### Dataset records
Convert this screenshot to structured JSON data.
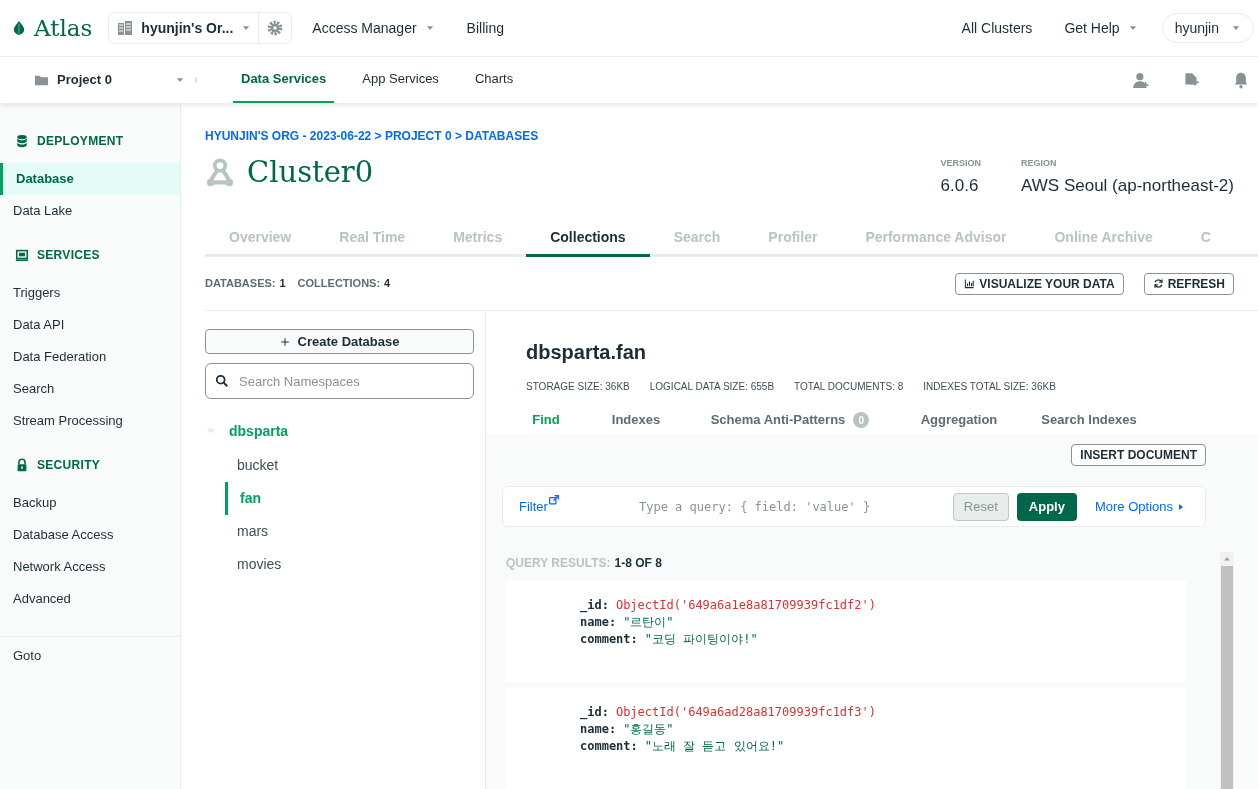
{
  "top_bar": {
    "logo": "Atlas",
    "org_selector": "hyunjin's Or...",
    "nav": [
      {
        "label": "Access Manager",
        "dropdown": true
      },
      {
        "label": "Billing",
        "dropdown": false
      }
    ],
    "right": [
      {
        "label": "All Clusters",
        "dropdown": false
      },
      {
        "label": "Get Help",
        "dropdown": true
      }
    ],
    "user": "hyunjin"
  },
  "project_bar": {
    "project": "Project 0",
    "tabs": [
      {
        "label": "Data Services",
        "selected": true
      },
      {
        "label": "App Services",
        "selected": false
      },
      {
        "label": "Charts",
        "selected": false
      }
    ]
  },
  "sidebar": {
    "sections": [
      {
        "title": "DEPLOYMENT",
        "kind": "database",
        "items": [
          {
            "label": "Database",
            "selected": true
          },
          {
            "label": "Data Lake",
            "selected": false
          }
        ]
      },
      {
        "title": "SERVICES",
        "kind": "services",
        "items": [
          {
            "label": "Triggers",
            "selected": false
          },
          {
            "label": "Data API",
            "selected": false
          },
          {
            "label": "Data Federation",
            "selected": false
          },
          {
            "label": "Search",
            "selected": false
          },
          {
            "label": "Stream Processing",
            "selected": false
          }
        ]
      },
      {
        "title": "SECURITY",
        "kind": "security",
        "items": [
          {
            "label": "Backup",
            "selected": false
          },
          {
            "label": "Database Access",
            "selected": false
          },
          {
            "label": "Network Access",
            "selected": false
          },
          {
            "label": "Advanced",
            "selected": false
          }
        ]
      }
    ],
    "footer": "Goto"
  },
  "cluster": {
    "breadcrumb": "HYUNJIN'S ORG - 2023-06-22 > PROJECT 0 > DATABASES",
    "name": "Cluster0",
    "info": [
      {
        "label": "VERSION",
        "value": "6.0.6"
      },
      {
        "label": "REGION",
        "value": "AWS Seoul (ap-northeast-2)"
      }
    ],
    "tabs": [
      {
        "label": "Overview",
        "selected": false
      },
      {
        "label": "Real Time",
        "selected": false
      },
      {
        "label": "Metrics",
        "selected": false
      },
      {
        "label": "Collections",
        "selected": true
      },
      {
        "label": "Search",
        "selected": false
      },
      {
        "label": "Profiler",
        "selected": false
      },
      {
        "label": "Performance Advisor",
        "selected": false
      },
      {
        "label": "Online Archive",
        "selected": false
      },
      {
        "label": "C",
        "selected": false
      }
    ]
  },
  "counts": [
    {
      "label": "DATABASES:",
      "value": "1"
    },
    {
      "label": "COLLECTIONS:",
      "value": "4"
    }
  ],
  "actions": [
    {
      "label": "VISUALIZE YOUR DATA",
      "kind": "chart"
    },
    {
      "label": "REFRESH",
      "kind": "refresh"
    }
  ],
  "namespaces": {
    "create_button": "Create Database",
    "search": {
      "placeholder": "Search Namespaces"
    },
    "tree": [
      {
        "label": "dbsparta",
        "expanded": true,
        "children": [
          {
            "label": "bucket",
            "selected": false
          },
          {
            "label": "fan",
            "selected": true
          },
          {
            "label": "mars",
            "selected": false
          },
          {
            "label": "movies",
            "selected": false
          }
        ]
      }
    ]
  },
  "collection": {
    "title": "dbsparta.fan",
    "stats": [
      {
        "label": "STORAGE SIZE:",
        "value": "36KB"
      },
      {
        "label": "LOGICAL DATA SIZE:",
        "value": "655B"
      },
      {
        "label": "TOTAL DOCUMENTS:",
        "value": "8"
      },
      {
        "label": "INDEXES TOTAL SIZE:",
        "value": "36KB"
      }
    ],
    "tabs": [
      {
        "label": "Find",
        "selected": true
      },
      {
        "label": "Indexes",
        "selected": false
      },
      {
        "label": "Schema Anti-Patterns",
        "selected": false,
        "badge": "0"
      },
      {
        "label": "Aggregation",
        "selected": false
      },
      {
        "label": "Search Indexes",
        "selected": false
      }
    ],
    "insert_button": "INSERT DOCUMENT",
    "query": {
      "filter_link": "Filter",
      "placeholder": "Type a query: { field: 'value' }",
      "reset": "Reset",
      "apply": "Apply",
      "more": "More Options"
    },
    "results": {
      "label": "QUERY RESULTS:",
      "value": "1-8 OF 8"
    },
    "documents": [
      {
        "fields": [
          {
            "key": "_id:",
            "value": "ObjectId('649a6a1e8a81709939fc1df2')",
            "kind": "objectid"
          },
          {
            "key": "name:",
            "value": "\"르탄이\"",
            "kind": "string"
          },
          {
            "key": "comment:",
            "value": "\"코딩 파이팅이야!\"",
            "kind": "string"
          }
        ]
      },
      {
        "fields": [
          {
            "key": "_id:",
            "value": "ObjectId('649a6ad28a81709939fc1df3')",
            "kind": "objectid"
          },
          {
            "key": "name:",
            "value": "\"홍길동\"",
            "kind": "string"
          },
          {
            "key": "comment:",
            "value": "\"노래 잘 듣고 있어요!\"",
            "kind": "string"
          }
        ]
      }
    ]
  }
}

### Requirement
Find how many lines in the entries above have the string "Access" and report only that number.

### Answer box
3